* PROBLEM DESCRIPTION
Pictures must be kept out of the copy. Every entry is to be duplicated exactly.

Content starts

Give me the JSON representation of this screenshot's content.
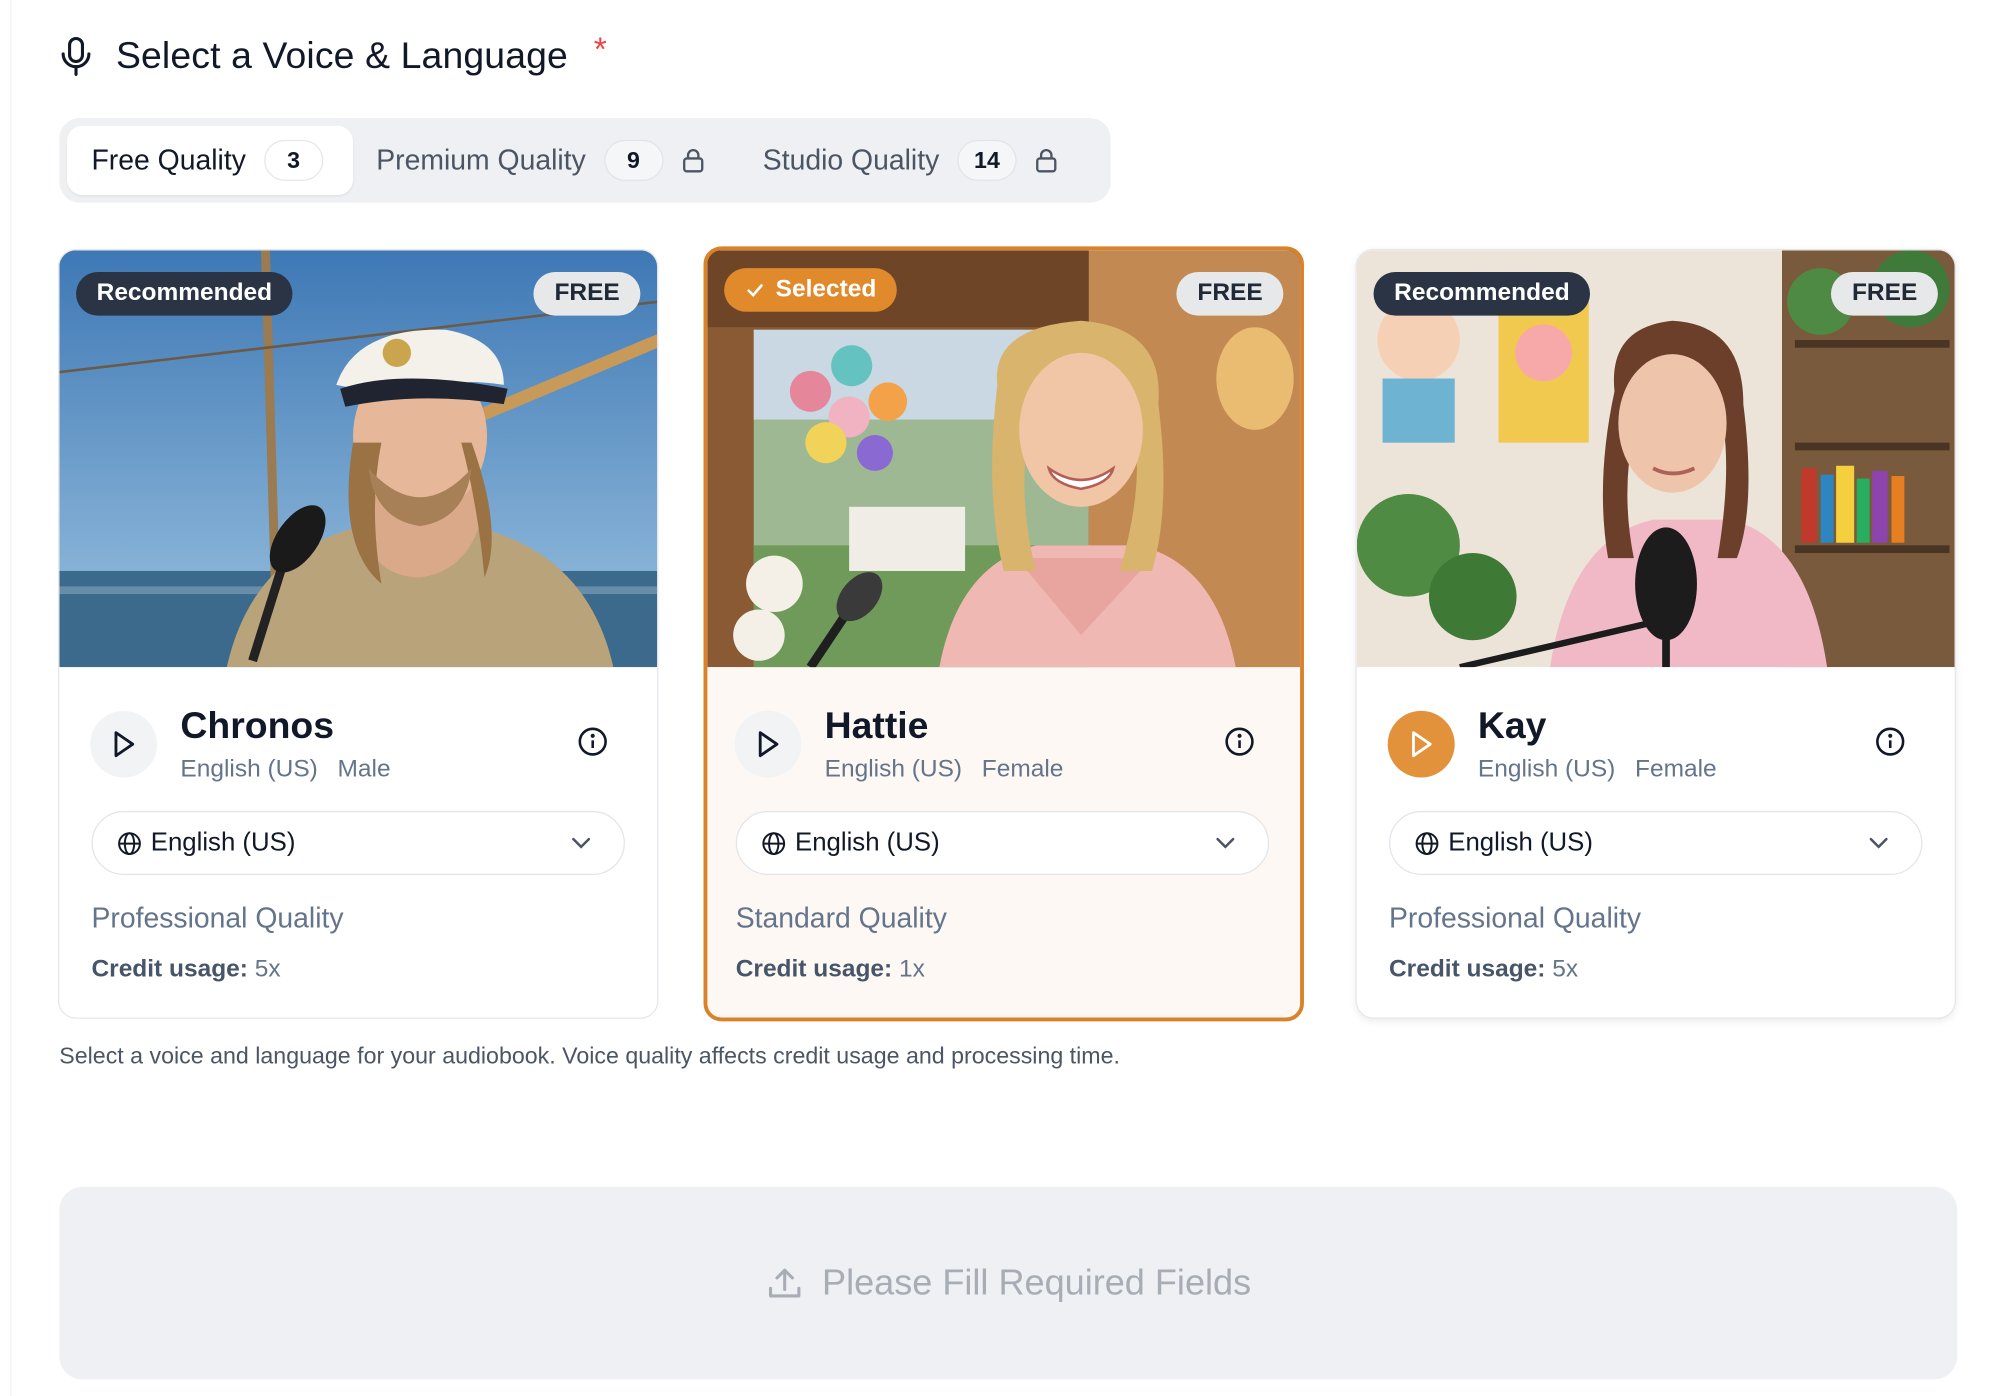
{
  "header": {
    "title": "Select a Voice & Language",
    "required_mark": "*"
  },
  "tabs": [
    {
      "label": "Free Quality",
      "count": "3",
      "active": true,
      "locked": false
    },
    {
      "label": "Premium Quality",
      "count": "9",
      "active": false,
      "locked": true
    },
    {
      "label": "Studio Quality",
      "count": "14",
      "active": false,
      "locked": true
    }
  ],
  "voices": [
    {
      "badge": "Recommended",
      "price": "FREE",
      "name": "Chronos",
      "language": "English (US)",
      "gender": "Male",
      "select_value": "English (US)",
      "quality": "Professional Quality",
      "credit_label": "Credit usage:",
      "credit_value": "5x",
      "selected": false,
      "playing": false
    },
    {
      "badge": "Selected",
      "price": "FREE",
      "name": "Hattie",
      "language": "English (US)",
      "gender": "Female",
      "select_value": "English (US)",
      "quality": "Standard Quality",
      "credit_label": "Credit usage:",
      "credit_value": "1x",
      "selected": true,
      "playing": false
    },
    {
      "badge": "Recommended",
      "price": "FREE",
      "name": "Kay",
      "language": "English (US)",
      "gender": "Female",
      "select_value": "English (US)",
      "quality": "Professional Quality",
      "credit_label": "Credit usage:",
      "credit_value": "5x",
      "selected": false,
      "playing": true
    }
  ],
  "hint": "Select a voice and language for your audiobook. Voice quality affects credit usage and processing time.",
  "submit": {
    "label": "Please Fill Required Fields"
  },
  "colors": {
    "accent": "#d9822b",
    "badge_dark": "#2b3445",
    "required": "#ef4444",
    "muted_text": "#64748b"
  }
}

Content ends

* WRITTEN RESPONSE
Give me the JSON representation of this screenshot's content.
{
  "header": {
    "title": "Select a Voice & Language",
    "required_mark": "*"
  },
  "tabs": [
    {
      "label": "Free Quality",
      "count": "3",
      "active": true,
      "locked": false
    },
    {
      "label": "Premium Quality",
      "count": "9",
      "active": false,
      "locked": true
    },
    {
      "label": "Studio Quality",
      "count": "14",
      "active": false,
      "locked": true
    }
  ],
  "voices": [
    {
      "badge": "Recommended",
      "price": "FREE",
      "name": "Chronos",
      "language": "English (US)",
      "gender": "Male",
      "select_value": "English (US)",
      "quality": "Professional Quality",
      "credit_label": "Credit usage:",
      "credit_value": "5x",
      "selected": false,
      "playing": false
    },
    {
      "badge": "Selected",
      "price": "FREE",
      "name": "Hattie",
      "language": "English (US)",
      "gender": "Female",
      "select_value": "English (US)",
      "quality": "Standard Quality",
      "credit_label": "Credit usage:",
      "credit_value": "1x",
      "selected": true,
      "playing": false
    },
    {
      "badge": "Recommended",
      "price": "FREE",
      "name": "Kay",
      "language": "English (US)",
      "gender": "Female",
      "select_value": "English (US)",
      "quality": "Professional Quality",
      "credit_label": "Credit usage:",
      "credit_value": "5x",
      "selected": false,
      "playing": true
    }
  ],
  "hint": "Select a voice and language for your audiobook. Voice quality affects credit usage and processing time.",
  "submit": {
    "label": "Please Fill Required Fields"
  },
  "colors": {
    "accent": "#d9822b",
    "badge_dark": "#2b3445",
    "required": "#ef4444",
    "muted_text": "#64748b"
  }
}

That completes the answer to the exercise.